Plus: Honda's Element doesn't drive as cool as it looks. But it's close!
Note to BMW: Do you like the way your chairman was allowed to look like a slick managerial BS-er in Automobile's interview? Don't you want to pull your ads from that uppity "buff book" and bring them to Slate, where your products always get a favorable reception? Plus premium positioning!... 3:20 P.M.
Wednesday, June 4, 2003
Wednesday, June 4, 2003
What Time Does This Space Get to IKEA?
Test Vehicle: Honda Element
Concept: Dude, here's your car! Like the risible Pontiac Aztek, the Element is a boxy van built on an an existing mass-market car chassis, with "cool" styling and available four-wheel drive designed to appeal to the Youthful Buyers of Today! Unlike the Aztek, the Element really is cool looking, in an industrial, vaguely PC, Tonka People's Transport sort of way. ("Is it a hybrid?" was what gawkers often asked. It's not.) Also unlike the Pontiac, the car on which the Honda's based--the Civic--is one you would actually want to buy. At around $20,000 the Element offers lots of reliable cubic feet of carrying capacity per dollar.
Aesthetics: The hose-it-out, "Gen Y Staff Car" look retains its appeal even after you've realized it's largely fake. As with the Chrysler PT Cruiser, most of what you initially think is sturdy metal--e.g., the shiny front bumper bar--turns out to be plastic. But it's high-quality, Honda plastic. (Such high quality that I unpatriotically assumed the Element was made in Japan, not in an American "transplant" factory. In fact, it's built in Ohio.) The Honda's radiator is visible from the front--a nice, elemental effect. The interior (strong shapes of blue and grey on the Gearbox test vehicle) cheers you up without being gimmicky.
Essential contradiction: The car looks like a rugged Panzer for Pavement-lovers. But it drives like a loaded-down Civic.
It should be called: The Honda Elephant. Slow, carries a lot, and will last a long time.

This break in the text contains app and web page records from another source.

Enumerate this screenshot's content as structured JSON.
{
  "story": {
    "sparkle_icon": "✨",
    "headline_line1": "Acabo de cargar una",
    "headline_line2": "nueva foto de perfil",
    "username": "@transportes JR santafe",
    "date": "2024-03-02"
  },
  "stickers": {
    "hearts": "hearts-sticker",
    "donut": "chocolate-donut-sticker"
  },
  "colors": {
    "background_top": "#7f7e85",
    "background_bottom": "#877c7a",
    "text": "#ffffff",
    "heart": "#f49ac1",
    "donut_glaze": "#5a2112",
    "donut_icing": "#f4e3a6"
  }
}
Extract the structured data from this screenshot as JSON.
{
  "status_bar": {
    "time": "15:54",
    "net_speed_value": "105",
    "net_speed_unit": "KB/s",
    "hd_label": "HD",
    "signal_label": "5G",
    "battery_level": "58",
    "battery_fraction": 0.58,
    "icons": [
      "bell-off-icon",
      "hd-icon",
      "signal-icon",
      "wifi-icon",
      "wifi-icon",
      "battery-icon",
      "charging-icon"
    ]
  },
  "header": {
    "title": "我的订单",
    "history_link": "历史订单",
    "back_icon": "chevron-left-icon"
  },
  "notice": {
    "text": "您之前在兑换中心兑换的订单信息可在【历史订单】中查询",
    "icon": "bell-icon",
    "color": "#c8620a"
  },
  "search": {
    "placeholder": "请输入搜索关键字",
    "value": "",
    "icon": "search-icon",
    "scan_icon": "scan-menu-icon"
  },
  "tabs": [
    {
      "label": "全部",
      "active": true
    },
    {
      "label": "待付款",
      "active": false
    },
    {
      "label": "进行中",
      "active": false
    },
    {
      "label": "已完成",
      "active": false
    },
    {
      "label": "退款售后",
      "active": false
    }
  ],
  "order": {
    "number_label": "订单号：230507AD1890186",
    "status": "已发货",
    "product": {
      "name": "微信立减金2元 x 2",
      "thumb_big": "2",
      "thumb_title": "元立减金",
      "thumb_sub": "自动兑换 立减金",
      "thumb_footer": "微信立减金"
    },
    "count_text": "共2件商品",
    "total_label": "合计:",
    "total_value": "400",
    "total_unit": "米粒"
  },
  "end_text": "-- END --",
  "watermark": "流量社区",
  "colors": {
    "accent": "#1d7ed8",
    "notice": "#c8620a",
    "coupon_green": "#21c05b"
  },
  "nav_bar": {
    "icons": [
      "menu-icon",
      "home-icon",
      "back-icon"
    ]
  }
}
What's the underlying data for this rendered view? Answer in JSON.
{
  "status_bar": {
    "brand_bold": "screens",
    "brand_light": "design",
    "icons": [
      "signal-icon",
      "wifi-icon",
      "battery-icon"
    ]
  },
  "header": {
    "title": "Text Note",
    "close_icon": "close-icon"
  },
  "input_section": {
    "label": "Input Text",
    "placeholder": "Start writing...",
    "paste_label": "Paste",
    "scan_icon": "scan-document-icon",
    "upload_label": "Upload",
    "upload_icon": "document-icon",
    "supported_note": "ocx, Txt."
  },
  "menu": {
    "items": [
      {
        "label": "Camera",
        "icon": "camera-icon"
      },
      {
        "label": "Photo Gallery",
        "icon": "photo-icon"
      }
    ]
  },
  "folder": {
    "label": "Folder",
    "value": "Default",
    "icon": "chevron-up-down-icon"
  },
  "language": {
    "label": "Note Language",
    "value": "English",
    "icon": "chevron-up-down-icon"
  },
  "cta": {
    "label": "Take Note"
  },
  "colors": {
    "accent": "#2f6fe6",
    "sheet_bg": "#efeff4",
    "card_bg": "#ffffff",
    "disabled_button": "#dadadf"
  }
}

Slice of drive: Like an SUV, the Element is tall. Unlike on an SUV, the load floor is very near the road. Result: a huge, room-like interior space. The vast windshield is way up there in the front--watching the road ahead is like looking at a movie. Acceleration can tactfully be described as gradual. The brakes are excellent, but there's the traditional front-wheel-drive mush up front when you rotate the wheel. (The 4WD version might be better.) ... The Element doesn't make you feel fast, or agile, or tough. It makes you feel efficient. You're not a driver; you're a movement technician! I think this is what the people who drive the D.C. Metro trains must experience: the smoothly increasing momentum accompanied by a steady hum. The square, long, solid container moving gracefully through space. Watch the closing doors! As on the Metro line, the hard seats hurt my back. ... This would be a good vehicle to drive across the country, if you were accompanied by a bunch of entertaining friends and a vast array of salty snacks. The car itself certainly isn't going to be the star.
Great virtue: Volume! Much of it is in front of the driver, and therefore useless, but the impression is of a vast cavity easily accessed through the side "suicide" doors. The rear seat is set way back--as in the forthcoming Chevy Malibu Maxx--which means an almost unusably large, Checker-Cab quantity of legroom. A man could blog from in there! The seats do-si-do into some kind of bed--I didn't try that, but they moved easily out of the way when I did decide to haul my unwieldy 7-foot dining table out from storage. The table just barely fit inside--see photo--but that's more than I could say for almost any other $20,000 enclosed vehicle I could name.
Performance: Corners well for a room! With its high center of gravity, the Element tips but holds on stably. The yawing will scare you into slowing down well before it starts to slide. As the conductor ... I mean, driver, you sit up high--as high as in a typical SUV--which seems to be enough to trigger the Darwinian intimidation gene. Other drivers get out of your way. Soon I was unconsciously flinging around this Biosphere 3 with obnoxious disregard for the rights of others. ... Predictably, the tall, slabby Element gets blown about by side winds. On a gusty freeway it was no fun at all.
Photographs of: Honda Element from American Honda Motor Co.; Chrysler's 300c concept car © 2003 DaimlerChrysler; 2003 Pontiac Aztek © 2003 General Motor. All rights reserved.